About this task:
Spot each line in the records below where the word "KNOWLEDGE" occurs, then copy it.

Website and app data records
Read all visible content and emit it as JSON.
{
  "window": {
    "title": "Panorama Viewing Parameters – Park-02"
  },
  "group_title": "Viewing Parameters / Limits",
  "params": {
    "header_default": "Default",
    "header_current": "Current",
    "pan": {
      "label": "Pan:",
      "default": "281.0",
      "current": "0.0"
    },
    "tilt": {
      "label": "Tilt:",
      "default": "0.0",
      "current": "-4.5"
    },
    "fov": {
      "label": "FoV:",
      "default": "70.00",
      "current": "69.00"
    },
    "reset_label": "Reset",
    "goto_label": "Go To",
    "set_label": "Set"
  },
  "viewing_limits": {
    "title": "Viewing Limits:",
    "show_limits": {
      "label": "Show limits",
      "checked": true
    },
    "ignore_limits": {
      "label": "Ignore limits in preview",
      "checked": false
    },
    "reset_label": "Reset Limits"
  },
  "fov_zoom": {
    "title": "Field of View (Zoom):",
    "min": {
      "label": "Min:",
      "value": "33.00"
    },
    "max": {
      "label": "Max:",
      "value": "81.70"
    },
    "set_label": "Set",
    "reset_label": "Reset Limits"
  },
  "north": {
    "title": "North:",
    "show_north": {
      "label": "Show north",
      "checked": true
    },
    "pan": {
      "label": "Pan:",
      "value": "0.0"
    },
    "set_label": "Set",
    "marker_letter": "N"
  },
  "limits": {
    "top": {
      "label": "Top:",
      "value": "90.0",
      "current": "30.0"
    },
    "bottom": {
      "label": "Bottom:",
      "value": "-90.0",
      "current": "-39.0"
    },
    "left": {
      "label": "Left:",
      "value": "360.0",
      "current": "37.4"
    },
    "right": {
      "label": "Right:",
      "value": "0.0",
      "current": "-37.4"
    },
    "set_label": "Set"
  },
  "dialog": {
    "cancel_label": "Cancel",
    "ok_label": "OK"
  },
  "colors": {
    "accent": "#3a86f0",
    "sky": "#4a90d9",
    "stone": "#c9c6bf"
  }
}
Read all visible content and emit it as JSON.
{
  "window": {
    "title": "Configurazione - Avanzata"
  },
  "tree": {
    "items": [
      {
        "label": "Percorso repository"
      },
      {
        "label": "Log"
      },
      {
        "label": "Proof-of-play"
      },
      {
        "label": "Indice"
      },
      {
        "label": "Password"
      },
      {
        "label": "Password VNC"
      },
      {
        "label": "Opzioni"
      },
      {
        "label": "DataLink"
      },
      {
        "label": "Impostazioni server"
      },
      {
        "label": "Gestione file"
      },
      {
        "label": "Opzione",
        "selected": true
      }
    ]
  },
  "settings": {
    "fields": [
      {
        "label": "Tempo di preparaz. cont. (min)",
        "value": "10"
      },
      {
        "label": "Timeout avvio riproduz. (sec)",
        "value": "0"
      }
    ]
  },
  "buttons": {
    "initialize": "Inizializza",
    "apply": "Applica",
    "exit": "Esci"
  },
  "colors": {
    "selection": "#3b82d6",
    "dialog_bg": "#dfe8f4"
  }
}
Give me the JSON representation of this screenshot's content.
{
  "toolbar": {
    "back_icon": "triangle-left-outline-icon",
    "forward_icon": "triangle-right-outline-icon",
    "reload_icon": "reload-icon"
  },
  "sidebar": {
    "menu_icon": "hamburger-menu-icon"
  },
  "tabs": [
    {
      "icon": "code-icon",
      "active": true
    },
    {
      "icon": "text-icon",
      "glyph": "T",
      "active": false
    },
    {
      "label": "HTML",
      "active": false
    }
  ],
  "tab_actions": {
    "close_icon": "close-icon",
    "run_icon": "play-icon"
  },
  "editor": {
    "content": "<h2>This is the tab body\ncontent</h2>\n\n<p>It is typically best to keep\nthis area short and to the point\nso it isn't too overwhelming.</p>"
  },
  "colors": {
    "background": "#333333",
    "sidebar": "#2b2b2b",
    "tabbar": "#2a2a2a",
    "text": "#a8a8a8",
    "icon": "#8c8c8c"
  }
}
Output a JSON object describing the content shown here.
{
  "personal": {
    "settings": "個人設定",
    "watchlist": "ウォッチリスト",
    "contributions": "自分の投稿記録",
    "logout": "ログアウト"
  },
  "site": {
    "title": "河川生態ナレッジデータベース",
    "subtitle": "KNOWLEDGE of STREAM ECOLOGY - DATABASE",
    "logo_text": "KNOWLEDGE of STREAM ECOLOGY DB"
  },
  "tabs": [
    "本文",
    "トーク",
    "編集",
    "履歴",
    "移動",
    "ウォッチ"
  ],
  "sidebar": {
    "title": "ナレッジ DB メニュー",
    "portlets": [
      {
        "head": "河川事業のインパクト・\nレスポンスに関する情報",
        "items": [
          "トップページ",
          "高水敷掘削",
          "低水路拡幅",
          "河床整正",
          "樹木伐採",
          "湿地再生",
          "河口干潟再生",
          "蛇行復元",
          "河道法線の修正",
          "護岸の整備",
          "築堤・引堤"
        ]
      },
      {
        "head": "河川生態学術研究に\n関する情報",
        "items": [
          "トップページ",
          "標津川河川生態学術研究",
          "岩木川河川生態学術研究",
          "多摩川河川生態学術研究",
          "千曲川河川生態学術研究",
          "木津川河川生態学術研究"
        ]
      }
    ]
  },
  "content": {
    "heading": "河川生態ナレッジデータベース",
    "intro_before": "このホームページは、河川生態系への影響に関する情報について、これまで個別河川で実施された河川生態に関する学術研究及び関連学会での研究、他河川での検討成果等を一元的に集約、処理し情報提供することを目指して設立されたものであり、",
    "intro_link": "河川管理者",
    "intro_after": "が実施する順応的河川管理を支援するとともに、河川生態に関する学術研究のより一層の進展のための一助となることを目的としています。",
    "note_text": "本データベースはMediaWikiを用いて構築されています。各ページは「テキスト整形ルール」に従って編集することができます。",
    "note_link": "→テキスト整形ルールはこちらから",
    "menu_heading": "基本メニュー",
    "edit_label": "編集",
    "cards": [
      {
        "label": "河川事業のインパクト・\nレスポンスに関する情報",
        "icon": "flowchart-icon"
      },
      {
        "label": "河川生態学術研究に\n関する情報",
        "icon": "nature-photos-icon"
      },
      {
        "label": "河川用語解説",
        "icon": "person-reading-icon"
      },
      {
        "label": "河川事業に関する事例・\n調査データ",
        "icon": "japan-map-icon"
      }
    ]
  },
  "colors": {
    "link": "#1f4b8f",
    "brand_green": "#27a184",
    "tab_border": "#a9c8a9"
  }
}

Solved exercise:
    "subtitle": "KNOWLEDGE of STREAM ECOLOGY - DATABASE",
    "logo_text": "KNOWLEDGE of STREAM ECOLOGY DB"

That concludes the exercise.